Tom Haberstroh of ESPN.com: “Then an interesting thing happened: Coaches stopped explicitly resting players. Perhaps fearing league-office sanctions, the DNP-Rest practice plummeted to 19 in 2012-13, dropping to a quarter of what it was in 2011-12, the lockout-shortened season that featured numerous back-to-back-to-backs. Ever since that 2012-13 season, though, the practice of sitting healthy players has become commonplace, rising 668 percent over the next three seasons. The champion Cleveland Cavaliers were among six teams in the NBA whose healthy scratches rose into the double-digits during the 2015-16 seasons. In 2014-15, there had been only two such teams: the Spurs and the Hawks, led by Pop disciple Mike Budenholzer.” Keep Reading…
Sam Presti spoke with the local media for roughly 35 minutes on Wednesday, his annual preseason availability to set the stage for media day (Friday) and training camp (Saturday).
Not too much interesting material to take from it, but if you’re looking for news, the two main items were a) Cameron Payne is cleared for 5-on-5 play and b) Mitch McGary’s future looks very uncertain in Oklahoma City.
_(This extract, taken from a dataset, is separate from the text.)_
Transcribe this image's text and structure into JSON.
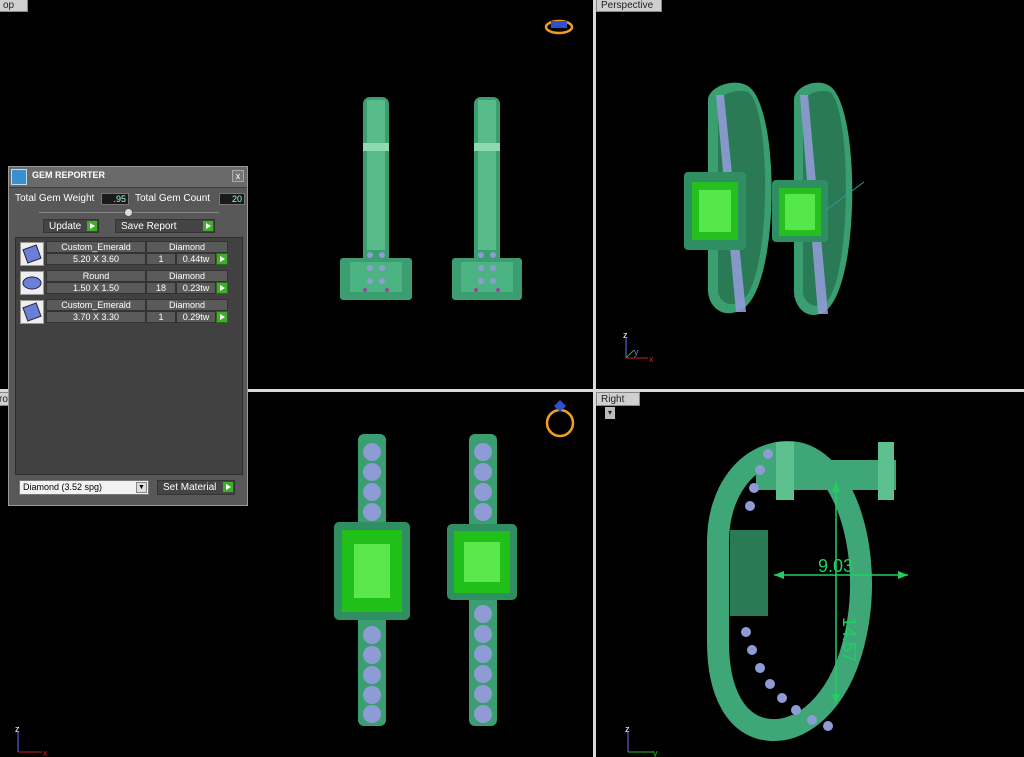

Said Presti of McGary, “I’m disappointed in the fact that he’s in that situation. We’re not privy to the NBA’s program, so I don’t have a whole lot of information. All I can say to you is that I’m disappointed. Then from there, I don’t think I have to expand past that.” Presti did say McGary would be with the team for training camp, though.
Other than that, here are the highlights: Keep Reading…
Kevin Love on The Players Tribune: “Russ and I ended up being roommates on the road. I think we had an immediate bond because we had common goals coming out of high school. We’d lie around our hotel room talking about making it to the NBA. Sometimes Russ could be a stubborn roommate. We butted heads because we were competitive about everything. We competed at video games. We played hundreds of hands of a card game called “13.” (I still maintain that I’m up by one point.) We showed up to the gym early (he was somehow always there before me) to lift, study film and get in some extra shooting. We were even competitive over the temperature of the room. You know the Curb Your Enthusiasm episode where Vivica’s character is sick in bed and Larry keeps adjusting the thermostat? That was me and Russ.”
Erik Horne: “Before arriving at Gonzaga University in 2014, Sabonis was already equipped with two distinct advantages over your typical college freshman entering Division I basketball. First, being the son of Basketball Hall of Famer Arvydas Sabonis, a 7-foot-3 Lithuanian legend who played seven seasons in the NBA for Portland, doesn’t hurt. But another critical factor in Domantas’ development was Spanish club Unicaja Malaga. When the elder Sabonis retired from the NBA, he moved his family to Malaga, Spain, where Domantas grew up around beaches, warm weather and basketball. It was there where Domantas was exposed to the professional hoops culture, a career path he was on before college hoops crossed his mind.” Keep Reading…